[[ Data excerpts, beginning ]]

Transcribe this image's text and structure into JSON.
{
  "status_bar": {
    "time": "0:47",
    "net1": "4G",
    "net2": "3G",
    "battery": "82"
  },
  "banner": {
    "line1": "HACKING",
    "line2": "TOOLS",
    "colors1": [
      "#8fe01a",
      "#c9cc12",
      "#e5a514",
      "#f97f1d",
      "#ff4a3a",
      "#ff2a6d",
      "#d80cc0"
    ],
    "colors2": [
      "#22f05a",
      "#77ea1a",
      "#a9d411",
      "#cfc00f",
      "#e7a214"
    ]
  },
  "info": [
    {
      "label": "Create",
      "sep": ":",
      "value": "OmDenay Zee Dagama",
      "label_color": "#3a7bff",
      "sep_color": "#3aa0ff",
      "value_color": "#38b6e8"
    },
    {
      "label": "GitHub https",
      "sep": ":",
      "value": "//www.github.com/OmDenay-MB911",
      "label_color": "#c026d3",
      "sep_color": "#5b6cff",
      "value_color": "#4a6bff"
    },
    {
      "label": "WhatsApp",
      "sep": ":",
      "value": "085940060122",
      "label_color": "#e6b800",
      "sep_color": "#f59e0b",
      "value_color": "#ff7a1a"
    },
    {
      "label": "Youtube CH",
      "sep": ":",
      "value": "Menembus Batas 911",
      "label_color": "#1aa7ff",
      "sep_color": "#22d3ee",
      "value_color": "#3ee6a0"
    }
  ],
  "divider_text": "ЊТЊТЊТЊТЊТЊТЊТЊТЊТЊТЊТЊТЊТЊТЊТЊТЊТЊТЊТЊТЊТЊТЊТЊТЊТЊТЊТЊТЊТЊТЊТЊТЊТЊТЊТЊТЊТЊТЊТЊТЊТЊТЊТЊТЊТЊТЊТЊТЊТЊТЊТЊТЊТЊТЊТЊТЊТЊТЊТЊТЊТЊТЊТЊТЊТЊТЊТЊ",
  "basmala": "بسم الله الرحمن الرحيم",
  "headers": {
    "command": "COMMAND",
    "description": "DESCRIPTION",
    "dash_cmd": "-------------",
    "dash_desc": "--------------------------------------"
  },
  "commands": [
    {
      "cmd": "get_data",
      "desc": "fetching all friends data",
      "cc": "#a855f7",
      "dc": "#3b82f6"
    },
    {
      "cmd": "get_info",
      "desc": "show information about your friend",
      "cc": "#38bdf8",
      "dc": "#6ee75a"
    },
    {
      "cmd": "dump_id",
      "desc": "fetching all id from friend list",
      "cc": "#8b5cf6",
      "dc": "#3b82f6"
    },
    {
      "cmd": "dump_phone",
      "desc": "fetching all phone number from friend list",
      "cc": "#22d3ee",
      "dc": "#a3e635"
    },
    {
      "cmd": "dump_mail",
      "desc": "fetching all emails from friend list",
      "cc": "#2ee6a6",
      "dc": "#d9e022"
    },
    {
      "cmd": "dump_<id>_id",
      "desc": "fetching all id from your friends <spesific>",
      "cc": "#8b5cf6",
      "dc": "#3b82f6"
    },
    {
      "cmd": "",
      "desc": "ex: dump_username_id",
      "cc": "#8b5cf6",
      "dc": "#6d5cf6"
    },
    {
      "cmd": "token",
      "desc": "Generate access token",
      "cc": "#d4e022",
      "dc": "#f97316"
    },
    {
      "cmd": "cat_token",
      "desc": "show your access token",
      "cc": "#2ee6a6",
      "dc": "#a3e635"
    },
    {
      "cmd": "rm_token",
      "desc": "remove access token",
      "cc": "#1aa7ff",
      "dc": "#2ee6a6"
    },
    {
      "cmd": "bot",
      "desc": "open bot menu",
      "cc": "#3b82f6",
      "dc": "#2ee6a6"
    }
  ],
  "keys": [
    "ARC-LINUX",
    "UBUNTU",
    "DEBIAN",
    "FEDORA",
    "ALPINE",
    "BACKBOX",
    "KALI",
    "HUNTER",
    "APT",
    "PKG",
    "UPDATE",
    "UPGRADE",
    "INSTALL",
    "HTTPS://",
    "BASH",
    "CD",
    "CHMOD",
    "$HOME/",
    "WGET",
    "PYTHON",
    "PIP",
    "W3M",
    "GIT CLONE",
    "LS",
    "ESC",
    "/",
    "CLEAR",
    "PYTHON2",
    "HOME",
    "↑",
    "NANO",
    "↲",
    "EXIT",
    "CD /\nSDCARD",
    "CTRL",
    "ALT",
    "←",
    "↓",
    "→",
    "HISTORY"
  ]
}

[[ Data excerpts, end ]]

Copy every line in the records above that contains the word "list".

      "desc": "fetching all id from friend list",
      "desc": "fetching all phone number from friend list",
      "desc": "fetching all emails from friend list",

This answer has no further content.